**** RECORDS TO USE

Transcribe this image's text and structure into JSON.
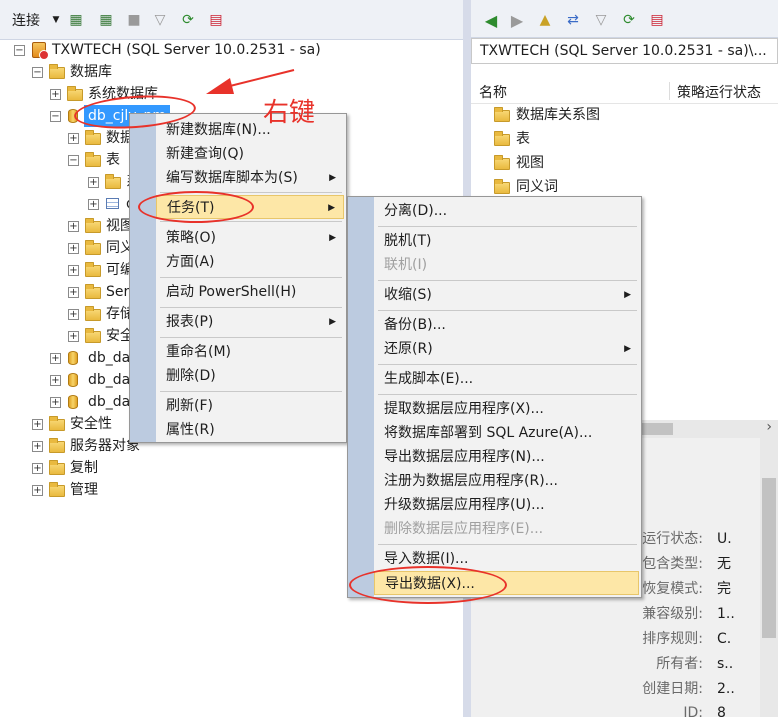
{
  "left_toolbar": {
    "connect_label": "连接",
    "icons": [
      "connect-dropdown-icon",
      "new-connection-icon",
      "disconnect-icon",
      "stop-icon",
      "filter-icon",
      "refresh-icon",
      "activity-monitor-icon"
    ]
  },
  "tree": {
    "server": "TXWTECH (SQL Server 10.0.2531 - sa)",
    "databases": "数据库",
    "system_dbs": "系统数据库",
    "db_selected": "db_cjlv_pm",
    "db_children": {
      "diagrams": "数据库关系图",
      "tables": "表",
      "table_child1": "系",
      "table_child2": "d",
      "views": "视图",
      "synonyms": "同义",
      "programmability": "可编",
      "service_broker": "Ser",
      "storage": "存储",
      "security": "安全"
    },
    "db2": "db_da",
    "db3": "db_da",
    "db4": "db_da",
    "security": "安全性",
    "server_objects": "服务器对象",
    "replication": "复制",
    "management": "管理"
  },
  "annotation": {
    "label": "右键",
    "color": "#e8322a"
  },
  "context_menu": {
    "new_database": "新建数据库(N)...",
    "new_query": "新建查询(Q)",
    "script_as": "编写数据库脚本为(S)",
    "tasks": "任务(T)",
    "policies": "策略(O)",
    "facets": "方面(A)",
    "powershell": "启动 PowerShell(H)",
    "reports": "报表(P)",
    "rename": "重命名(M)",
    "delete": "删除(D)",
    "refresh": "刷新(F)",
    "properties": "属性(R)"
  },
  "tasks_menu": {
    "detach": "分离(D)...",
    "offline": "脱机(T)",
    "online": "联机(I)",
    "shrink": "收缩(S)",
    "backup": "备份(B)...",
    "restore": "还原(R)",
    "generate_scripts": "生成脚本(E)...",
    "extract_dac": "提取数据层应用程序(X)...",
    "deploy_azure": "将数据库部署到 SQL Azure(A)...",
    "export_dac": "导出数据层应用程序(N)...",
    "register_dac": "注册为数据层应用程序(R)...",
    "upgrade_dac": "升级数据层应用程序(U)...",
    "delete_dac": "删除数据层应用程序(E)...",
    "import_data": "导入数据(I)...",
    "export_data": "导出数据(X)..."
  },
  "right_panel": {
    "icons": [
      "back-icon",
      "forward-icon",
      "up-folder-icon",
      "sync-icon",
      "filter-icon",
      "refresh-icon",
      "stop-icon"
    ],
    "title": "TXWTECH (SQL Server 10.0.2531 - sa)\\...",
    "col_name": "名称",
    "col_policy": "策略运行状态",
    "items": [
      "数据库关系图",
      "表",
      "视图",
      "同义词"
    ],
    "props": [
      {
        "label": "运行状态:",
        "value": "U."
      },
      {
        "label": "包含类型:",
        "value": "无"
      },
      {
        "label": "恢复模式:",
        "value": "完"
      },
      {
        "label": "兼容级别:",
        "value": "1.."
      },
      {
        "label": "排序规则:",
        "value": "C."
      },
      {
        "label": "所有者:",
        "value": "s.."
      },
      {
        "label": "创建日期:",
        "value": "2.."
      },
      {
        "label": "ID:",
        "value": "8"
      }
    ]
  },
  "colors": {
    "menu_highlight": "#fde7a7",
    "annotation_red": "#e8322a",
    "selection_blue": "#3399ff"
  }
}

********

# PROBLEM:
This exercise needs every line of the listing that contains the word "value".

# PROBLEM SOLUTION:
        "value": "U."
        "value": "无"
        "value": "完"
        "value": "1.."
        "value": "C."
        "value": "s.."
        "value": "2.."
        "value": "8"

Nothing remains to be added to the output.